There is a need for dynamic business leaders who inspire and motivate their workforce to excel. Effective managers ensure that employees are engaged and that the company leverages their personalities, goals, needs, and abilities to create a successful and intuitive working environment. When leaders focus on their employees and communicate effectively, employees feel valued and validated, leading to empowerment and reduced stress. By applying concepts and techniques from brain research and psychology, leaders can improve individual and business performance.
Neuroleadership, the application of neuroscience principles to leadership, has gained significant attention in recent years. It combines insights from neuroscience, psychology, and leadership to help leaders understand how the brain works and apply this knowledge to enhance leadership effectiveness and drive better business outcomes. Understanding the basics of neuroscience allows leaders to grasp how the brain processes information and create environments conducive to productivity, engagement, and innovation.
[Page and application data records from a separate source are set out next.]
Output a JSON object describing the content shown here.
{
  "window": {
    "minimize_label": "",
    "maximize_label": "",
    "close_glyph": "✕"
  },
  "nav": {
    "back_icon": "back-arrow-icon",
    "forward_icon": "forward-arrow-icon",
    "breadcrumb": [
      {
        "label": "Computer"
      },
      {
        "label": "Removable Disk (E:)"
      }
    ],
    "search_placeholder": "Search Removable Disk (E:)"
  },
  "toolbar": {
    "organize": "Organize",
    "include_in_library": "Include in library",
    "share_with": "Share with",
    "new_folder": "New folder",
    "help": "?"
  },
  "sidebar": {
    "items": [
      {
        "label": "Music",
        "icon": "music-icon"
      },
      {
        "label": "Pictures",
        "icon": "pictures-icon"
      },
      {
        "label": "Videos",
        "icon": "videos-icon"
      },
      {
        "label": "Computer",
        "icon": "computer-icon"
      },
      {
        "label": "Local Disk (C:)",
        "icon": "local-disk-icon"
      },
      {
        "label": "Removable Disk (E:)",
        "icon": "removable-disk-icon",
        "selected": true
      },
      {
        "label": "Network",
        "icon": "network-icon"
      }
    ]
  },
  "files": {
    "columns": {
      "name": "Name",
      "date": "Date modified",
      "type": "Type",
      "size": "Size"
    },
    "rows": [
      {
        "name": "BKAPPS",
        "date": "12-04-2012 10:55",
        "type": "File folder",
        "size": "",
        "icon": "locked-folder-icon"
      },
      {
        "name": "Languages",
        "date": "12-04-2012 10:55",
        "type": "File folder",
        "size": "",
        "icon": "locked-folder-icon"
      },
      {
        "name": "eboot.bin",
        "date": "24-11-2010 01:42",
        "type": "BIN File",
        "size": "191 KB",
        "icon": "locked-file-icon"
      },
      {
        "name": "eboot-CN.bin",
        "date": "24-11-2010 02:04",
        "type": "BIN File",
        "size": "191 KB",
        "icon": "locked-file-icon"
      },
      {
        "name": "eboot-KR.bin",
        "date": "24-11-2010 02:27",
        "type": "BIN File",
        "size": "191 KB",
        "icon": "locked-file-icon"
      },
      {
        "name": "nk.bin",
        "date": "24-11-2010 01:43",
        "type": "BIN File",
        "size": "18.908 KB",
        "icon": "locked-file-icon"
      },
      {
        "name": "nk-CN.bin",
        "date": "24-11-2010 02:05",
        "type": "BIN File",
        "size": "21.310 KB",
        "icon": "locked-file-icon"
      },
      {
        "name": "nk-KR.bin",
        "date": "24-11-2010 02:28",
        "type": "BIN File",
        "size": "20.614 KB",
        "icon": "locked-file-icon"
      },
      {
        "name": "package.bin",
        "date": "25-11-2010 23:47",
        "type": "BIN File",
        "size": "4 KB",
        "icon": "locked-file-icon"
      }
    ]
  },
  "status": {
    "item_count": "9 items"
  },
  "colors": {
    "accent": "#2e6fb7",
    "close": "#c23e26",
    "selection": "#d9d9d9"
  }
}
The SCARF model, developed by neuroscientist and leadership coach David Rock, is a fundamental concept in neuroleadership. It suggests that social experiences trigger brain responses similar to physical threats, and the brain instinctively responds to these threats. The SCARF model identifies five social domains (Status, Certainty, Autonomy, Relatedness, and Fairness) that can either enhance or threaten an individual’s sense of safety and well-being. By addressing these domains, leaders can create a safer and more productive environment.
The SAFETY model, developed by Dan Radecki, Ma, and Leoni Hull, focuses on the innate drive for safety and its impact on behavior and performance in the workplace. The model identifies six domains (Security, Autonomy, Fairness, Esteem, Trust, and You) that influence an individual’s sense of safety and well-being. Addressing these domains allows leaders to enhance their team members‘ safety and well-being, leading to improved outcomes.
While both models share similarities, such as focusing on social experiences and their impact on the brain, they differ in terms of domains, terminology, emphasis, approach, and developers.
Leadership and management are not the same. Management involves planning, organizing, and controlling resources to achieve goals, while leadership is about inspiring and influencing others to achieve a common goal. Neuroleadership helps leaders develop the skills necessary to inspire and influence their team members effectively.
Transitioning to neuroleadership can be challenging for leaders accustomed to traditional approaches. It requires education and training, assessing the organization’s culture, aligning with business goals, consistent implementation, and measuring impact.
By embracing neuroleadership principles, organizations can transform their approach to leadership development, create engaging and productive environments, and achieve their business objectives while fostering a positive work environment for employees.